= Required action =
Where in the entries below does "Bata" appear? Copy every line that has it.

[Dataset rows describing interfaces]
/---

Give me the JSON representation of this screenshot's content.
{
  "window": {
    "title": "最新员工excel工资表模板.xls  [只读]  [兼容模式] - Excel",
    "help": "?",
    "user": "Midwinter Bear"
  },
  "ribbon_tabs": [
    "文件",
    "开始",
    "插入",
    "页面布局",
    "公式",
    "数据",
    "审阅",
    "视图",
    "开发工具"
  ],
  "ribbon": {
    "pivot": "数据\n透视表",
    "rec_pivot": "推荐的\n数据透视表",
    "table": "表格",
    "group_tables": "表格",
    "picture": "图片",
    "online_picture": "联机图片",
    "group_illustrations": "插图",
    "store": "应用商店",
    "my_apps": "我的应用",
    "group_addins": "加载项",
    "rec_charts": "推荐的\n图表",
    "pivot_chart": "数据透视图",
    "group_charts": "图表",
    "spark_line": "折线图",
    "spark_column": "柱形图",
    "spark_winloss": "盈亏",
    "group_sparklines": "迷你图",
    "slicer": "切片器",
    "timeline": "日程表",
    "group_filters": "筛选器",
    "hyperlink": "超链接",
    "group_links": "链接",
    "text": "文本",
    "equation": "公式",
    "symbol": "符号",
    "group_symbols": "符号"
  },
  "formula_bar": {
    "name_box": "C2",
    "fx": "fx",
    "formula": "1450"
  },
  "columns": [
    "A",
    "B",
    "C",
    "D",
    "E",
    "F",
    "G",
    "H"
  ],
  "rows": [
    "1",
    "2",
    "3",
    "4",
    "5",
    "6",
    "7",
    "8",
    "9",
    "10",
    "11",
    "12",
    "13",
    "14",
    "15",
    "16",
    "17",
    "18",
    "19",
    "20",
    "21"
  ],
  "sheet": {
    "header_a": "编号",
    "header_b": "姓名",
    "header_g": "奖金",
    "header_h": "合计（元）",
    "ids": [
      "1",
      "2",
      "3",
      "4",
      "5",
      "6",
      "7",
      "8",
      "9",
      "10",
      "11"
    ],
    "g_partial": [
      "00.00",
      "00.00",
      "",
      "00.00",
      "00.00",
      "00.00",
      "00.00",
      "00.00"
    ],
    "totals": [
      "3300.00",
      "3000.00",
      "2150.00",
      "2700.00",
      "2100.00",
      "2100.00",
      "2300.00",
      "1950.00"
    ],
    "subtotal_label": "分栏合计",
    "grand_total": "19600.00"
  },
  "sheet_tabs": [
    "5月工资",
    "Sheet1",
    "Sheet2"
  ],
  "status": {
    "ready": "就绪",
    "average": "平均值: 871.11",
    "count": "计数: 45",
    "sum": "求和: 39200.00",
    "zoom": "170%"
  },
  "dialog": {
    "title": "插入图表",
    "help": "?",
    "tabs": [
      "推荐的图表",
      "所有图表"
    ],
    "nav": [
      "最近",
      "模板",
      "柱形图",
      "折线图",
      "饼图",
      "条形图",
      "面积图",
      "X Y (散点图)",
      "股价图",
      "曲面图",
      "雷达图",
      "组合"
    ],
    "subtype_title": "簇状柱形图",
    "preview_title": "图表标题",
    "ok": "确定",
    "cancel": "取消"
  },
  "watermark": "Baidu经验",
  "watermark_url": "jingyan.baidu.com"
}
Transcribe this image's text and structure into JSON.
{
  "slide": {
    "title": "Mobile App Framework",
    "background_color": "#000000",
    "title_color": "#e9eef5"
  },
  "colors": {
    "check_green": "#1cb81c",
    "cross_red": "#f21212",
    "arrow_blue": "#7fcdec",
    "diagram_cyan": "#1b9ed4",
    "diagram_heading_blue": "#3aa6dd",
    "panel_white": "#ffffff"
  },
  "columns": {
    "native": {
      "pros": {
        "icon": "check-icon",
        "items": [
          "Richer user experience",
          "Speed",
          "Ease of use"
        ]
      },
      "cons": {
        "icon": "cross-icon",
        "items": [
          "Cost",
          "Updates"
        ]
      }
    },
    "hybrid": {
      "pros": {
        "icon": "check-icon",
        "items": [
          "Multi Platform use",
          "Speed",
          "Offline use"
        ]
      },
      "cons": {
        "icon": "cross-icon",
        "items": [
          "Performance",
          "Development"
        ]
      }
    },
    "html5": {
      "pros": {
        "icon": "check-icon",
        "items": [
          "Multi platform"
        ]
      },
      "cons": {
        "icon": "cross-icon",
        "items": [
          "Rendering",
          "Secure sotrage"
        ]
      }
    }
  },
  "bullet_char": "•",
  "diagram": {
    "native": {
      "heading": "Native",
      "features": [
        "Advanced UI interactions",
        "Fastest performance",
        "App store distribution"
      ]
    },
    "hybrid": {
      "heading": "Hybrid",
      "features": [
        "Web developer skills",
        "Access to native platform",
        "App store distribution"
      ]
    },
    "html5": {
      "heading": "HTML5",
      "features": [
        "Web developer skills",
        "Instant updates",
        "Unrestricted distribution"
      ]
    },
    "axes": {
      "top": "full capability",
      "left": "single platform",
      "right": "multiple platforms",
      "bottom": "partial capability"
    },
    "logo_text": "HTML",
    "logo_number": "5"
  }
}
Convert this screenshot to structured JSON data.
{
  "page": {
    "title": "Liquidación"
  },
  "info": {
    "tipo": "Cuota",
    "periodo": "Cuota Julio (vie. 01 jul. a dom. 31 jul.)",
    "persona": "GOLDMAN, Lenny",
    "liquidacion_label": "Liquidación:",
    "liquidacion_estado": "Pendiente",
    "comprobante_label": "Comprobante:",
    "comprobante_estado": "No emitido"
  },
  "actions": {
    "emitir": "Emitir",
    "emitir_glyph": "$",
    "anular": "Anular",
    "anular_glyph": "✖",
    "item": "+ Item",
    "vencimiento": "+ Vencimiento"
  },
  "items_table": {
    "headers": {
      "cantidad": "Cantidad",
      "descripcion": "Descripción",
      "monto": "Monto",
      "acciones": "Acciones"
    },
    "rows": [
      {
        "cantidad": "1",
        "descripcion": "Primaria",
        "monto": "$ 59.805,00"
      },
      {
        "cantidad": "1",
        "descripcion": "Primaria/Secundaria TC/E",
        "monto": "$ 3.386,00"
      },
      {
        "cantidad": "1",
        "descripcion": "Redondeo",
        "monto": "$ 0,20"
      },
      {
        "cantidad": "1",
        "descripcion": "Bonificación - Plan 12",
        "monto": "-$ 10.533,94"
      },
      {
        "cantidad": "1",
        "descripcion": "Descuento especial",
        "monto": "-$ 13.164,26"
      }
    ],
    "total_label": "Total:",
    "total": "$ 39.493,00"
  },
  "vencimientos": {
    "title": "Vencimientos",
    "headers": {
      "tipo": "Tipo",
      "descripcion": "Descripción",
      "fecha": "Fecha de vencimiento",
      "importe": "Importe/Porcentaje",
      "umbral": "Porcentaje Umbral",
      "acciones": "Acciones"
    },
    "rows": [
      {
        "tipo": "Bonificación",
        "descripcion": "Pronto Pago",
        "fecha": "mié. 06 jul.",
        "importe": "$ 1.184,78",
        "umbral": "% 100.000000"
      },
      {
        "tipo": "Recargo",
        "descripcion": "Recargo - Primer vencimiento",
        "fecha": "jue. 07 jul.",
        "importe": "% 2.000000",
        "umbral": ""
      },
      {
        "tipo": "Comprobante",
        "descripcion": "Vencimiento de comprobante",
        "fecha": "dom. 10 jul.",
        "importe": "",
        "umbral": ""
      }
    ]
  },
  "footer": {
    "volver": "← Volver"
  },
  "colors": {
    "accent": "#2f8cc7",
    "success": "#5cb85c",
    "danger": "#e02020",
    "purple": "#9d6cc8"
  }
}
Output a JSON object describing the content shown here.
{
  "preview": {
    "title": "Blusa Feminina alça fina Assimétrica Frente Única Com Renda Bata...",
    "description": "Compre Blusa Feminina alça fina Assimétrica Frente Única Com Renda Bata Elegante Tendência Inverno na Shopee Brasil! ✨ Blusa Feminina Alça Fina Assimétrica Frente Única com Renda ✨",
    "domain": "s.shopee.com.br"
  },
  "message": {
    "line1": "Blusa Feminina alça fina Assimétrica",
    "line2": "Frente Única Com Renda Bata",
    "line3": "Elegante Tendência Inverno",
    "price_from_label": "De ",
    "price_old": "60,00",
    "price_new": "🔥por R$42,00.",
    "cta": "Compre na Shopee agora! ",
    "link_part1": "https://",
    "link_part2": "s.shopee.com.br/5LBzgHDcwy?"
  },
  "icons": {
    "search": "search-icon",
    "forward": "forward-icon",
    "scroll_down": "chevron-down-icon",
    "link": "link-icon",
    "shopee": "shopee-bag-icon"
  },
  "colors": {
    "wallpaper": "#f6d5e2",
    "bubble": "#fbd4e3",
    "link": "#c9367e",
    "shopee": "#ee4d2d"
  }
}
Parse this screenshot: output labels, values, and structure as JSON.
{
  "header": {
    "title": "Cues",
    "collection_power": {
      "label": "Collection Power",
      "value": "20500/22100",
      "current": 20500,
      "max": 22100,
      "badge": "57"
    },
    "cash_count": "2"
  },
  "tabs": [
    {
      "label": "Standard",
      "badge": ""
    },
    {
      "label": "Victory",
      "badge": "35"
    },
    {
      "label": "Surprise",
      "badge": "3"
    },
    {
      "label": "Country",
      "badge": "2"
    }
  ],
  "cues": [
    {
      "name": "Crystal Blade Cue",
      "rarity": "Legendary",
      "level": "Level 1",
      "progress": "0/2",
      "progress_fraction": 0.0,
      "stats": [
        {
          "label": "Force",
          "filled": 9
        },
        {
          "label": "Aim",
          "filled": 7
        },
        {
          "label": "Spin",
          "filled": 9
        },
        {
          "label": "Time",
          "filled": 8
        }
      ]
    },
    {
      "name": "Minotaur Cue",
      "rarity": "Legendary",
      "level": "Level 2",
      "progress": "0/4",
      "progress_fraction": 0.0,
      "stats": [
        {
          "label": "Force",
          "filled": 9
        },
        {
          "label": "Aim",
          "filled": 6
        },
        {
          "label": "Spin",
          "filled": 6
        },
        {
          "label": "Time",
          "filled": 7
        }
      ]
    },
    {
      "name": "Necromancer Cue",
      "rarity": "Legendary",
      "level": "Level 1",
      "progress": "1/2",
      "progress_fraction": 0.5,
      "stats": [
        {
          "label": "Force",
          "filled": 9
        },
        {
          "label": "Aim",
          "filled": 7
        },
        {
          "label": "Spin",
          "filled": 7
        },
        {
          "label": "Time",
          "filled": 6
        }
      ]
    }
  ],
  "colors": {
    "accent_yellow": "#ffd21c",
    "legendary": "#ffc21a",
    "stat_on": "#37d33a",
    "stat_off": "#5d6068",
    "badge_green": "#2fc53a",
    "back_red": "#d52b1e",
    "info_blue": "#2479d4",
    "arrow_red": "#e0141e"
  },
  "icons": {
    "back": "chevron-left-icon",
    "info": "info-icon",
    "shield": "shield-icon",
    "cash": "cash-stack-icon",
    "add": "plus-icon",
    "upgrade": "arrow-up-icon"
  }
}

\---

= Task response =
    "title": "Blusa Feminina alça fina Assimétrica Frente Única Com Renda Bata...",
    "description": "Compre Blusa Feminina alça fina Assimétrica Frente Única Com Renda Bata Elegante Tendência Inverno na Shopee Brasil! ✨ Blusa Feminina Alça Fina Assimétrica Frente Única com Renda ✨",
    "line2": "Frente Única Com Renda Bata",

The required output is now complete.